A trio gig should not be any less colorful or interactive than any another job, your approach to the instrument should not change. What you should do is "Adapt" to the circumstances. Trios are usually led by pianists or guitarists who know the idiom quite well and it can be a pleasant experience. On the other hand, There are trio leaders who exercise their ignorance by saying "just give me brushes the whole night" and we'll be fine, that immediately should tell you that they want a silent clock not a drummer.
Limiting a drummers response to the music is not a good thing. it's courting disaster when it's done in a trio. A trio gig can go just about anywhere and that requires a drummer who is an active participant and not just a timekeeper. In order to get a better idea of what I'm talking about you should listen to Jack DeJohnette with Keith Jarrett's trio or Ben Riley with just about everybody as well as many others too numerous to mention.
Volume and Interaction can often be confused on any gig and drummers are often the victim of this confusion.
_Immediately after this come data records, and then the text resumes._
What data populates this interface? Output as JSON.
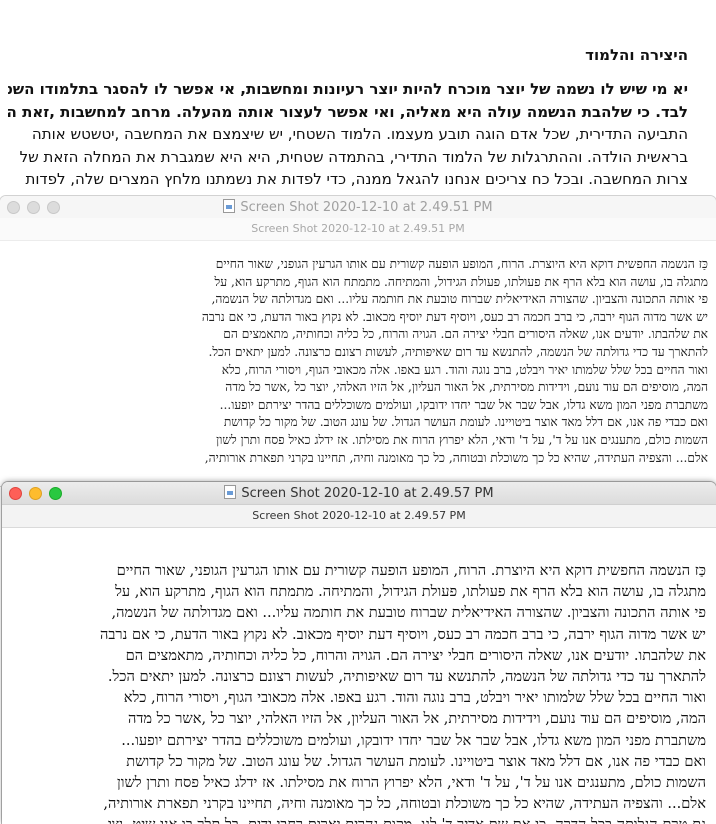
{
  "background_doc": {
    "heading": "היצירה והלמוד",
    "lines": [
      "יא מי שיש לו נשמה של יוצר מוכרח להיות יוצר רעיונות ומחשבות, אי אפשר לו להסגר בתלמודו השטחי",
      "לבד. כי שלהבת הנשמה עולה היא מאליה, ואי אפשר לעצור אותה מהעלה. מרחב למחשבות ,זאת היא",
      "התביעה התדירית, שכל אדם הוגה תובע מעצמו. הלמוד השטחי, יש שיצמצם את המחשבה ,יטשטש אותה",
      "בראשית הולדה. וההתרגלות של הלמוד התדירי, בהתמדה שטחית, היא היא שמגברת את המחלה הזאת של",
      "צרות המחשבה. ובכל כח צריכים אנחנו להגאל ממנה, כדי לפדות את נשמתנו מלחץ המצרים שלה, לפדות"
    ]
  },
  "window1": {
    "title": "Screen Shot 2020-12-10 at 2.49.51 PM",
    "subtitle": "Screen Shot 2020-12-10 at 2.49.51 PM",
    "lines": [
      "כַּז הנשמה החפשית דוקא היא היוצרת. הרוח, המופע הופעה קשורית עם אותו הגרעין הגופני, שאור החיים",
      "מתגלה בו, עושה הוא בלא הרף את פעולתו, פעולת הגידול, והמתיחה. מתמתח הוא הגוף, מתרקע הוא, על",
      "פי אותה התכונה והצביון. שהצורה האידיאלית שברוח טובעת את חותמה עליו... ואם מגדולתה של הנשמה,",
      "יש אשר מדוה הגוף ירבה, כי ברב חכמה רב כעס, ויוסיף דעת יוסיף מכאוב. לא נקוץ באור הדעת, כי אם נרבה",
      "את שלהבתו. יודעים אנו, שאלה היסורים חבלי יצירה הם. הגויה והרוח, כל כליה וכחותיה, מתאמצים הם",
      "להתארך עד כדי גדולתה של הנשמה, להתנשא עד רום שאיפותיה, לעשות רצונם כרצונה. למען יתאים הכל.",
      "ואור החיים בכל שלל שלמותו יאיר ויבלט, ברב נוגה והוד. רגע באפו. אלה מכאובי הגוף, ויסורי הרוח, כלא",
      "המה, מוסיפים הם עוד נועם, וידידות מסירתית, אל האור העליון, אל הזיו האלהי, יוצר כל ,אשר כל מדה",
      "משתברת מפני המון משא גדלו, אבל שבר אל שבר יחדו ידובקו, ועולמים משוכללים בהדר יצירתם יופעו...",
      "ואם כבדי פה אנו, אם דלל מאד אוצר ביטויינו. לעומת העושר הגדול. של עונג הטוב. של מקור כל קדושת",
      "השמות כולם, מתענגים אנו על ד', על ד' ודאי, הלא יפרוץ הרוח את מסילתו. אז ידלג כאיל פסח ותרן לשון",
      "אלם... והצפיה העתידה, שהיא כל כך משוכלת ובטוחה, כל כך מאומנה וחיה, תחיינו בקרני תפארת אורותיה,"
    ]
  },
  "window2": {
    "title": "Screen Shot 2020-12-10 at 2.49.57 PM",
    "subtitle": "Screen Shot 2020-12-10 at 2.49.57 PM",
    "lines": [
      "כַּז הנשמה החפשית דוקא היא היוצרת. הרוח, המופע הופעה קשורית עם אותו הגרעין הגופני, שאור החיים",
      "מתגלה בו, עושה הוא בלא הרף את פעולתו, פעולת הגידול, והמתיחה. מתמתח הוא הגוף, מתרקע הוא, על",
      "פי אותה התכונה והצביון. שהצורה האידיאלית שברוח טובעת את חותמה עליו... ואם מגדולתה של הנשמה,",
      "יש אשר מדוה הגוף ירבה, כי ברב חכמה רב כעס, ויוסיף דעת יוסיף מכאוב. לא נקוץ באור הדעת, כי אם נרבה",
      "את שלהבתו. יודעים אנו, שאלה היסורים חבלי יצירה הם. הגויה והרוח, כל כליה וכחותיה, מתאמצים הם",
      "להתארך עד כדי גדולתה של הנשמה, להתנשא עד רום שאיפותיה, לעשות רצונם כרצונה. למען יתאים הכל.",
      "ואור החיים בכל שלל שלמותו יאיר ויבלט, ברב נוגה והוד. רגע באפו. אלה מכאובי הגוף, ויסורי הרוח, כלא",
      "המה, מוסיפים הם עוד נועם, וידידות מסירתית, אל האור העליון, אל הזיו האלהי, יוצר כל ,אשר כל מדה",
      "משתברת מפני המון משא גדלו, אבל שבר אל שבר יחדו ידובקו, ועולמים משוכללים בהדר יצירתם יופעו...",
      "ואם כבדי פה אנו, אם דלל מאד אוצר ביטויינו. לעומת העושר הגדול. של עונג הטוב. של מקור כל קדושת",
      "השמות כולם, מתענגים אנו על ד', על ד' ודאי, הלא יפרוץ הרוח את מסילתו. אז ידלג כאיל פסח ותרן לשון",
      "אלם... והצפיה העתידה, שהיא כל כך משוכלת ובטוחה, כל כך מאומנה וחיה, תחיינו בקרני תפארת אורותיה,",
      "גם טרם הגלותה בכל הדרה. כי אם שם אדיר ד' לנו, מקום נהרים יארים רחבי ידים, בל תלך בו אני שיט, וצי"
    ]
  }
}
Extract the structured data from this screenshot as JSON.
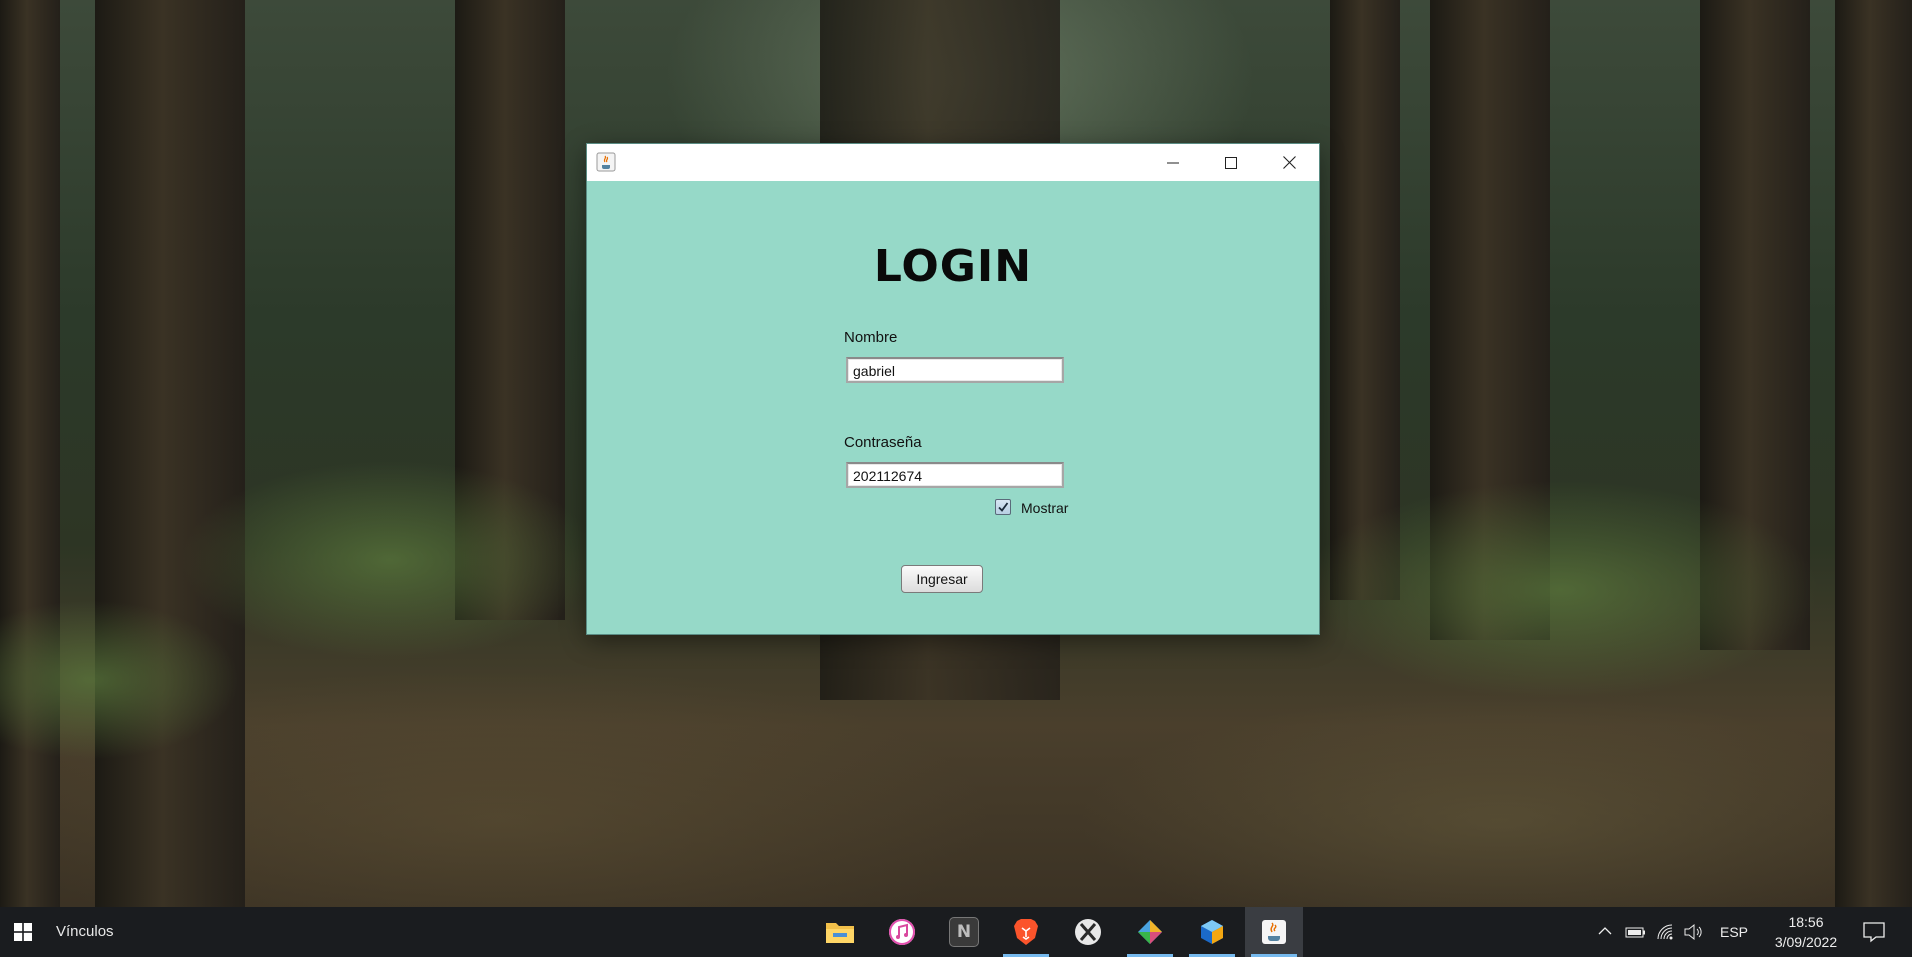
{
  "window": {
    "title": "",
    "background_color": "#96d9c8",
    "controls": {
      "minimize_icon": "minimize-icon",
      "maximize_icon": "maximize-icon",
      "close_icon": "close-icon"
    }
  },
  "login": {
    "title": "LOGIN",
    "name_label": "Nombre",
    "name_value": "gabriel",
    "password_label": "Contraseña",
    "password_value": "202112674",
    "show_checkbox_label": "Mostrar",
    "show_checked": true,
    "submit_label": "Ingresar"
  },
  "taskbar": {
    "toolbar_label": "Vínculos",
    "apps": [
      {
        "name": "file-explorer",
        "icon": "folder-icon",
        "running": false
      },
      {
        "name": "itunes",
        "icon": "music-note-icon",
        "running": false
      },
      {
        "name": "notion",
        "icon": "n-icon",
        "running": false
      },
      {
        "name": "brave",
        "icon": "lion-shield-icon",
        "running": true
      },
      {
        "name": "xbox",
        "icon": "x-icon",
        "running": false
      },
      {
        "name": "gitkraken",
        "icon": "diamond-icon",
        "running": true
      },
      {
        "name": "netbeans",
        "icon": "cube-icon",
        "running": true
      },
      {
        "name": "java",
        "icon": "coffee-cup-icon",
        "running": true,
        "active": true
      }
    ],
    "language": "ESP",
    "time": "18:56",
    "date": "3/09/2022"
  }
}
What a lot of people don't understand is that the trio is the most exposed of any gig and that tasteful interaction on the drummers part can make the music better
I know sometimes you are playing in a restaurant and the trio might be right on top of the diners. Then here is a spot to use your creativity and make the groove "eatable". You could use; for instance, your bare hands on a Latin tune or change to a stick for 8 bars or use mallets on certain parts of a tune
Remember, a trio's sound and groove is everyone's responsibility not just yours.
The Groove Continues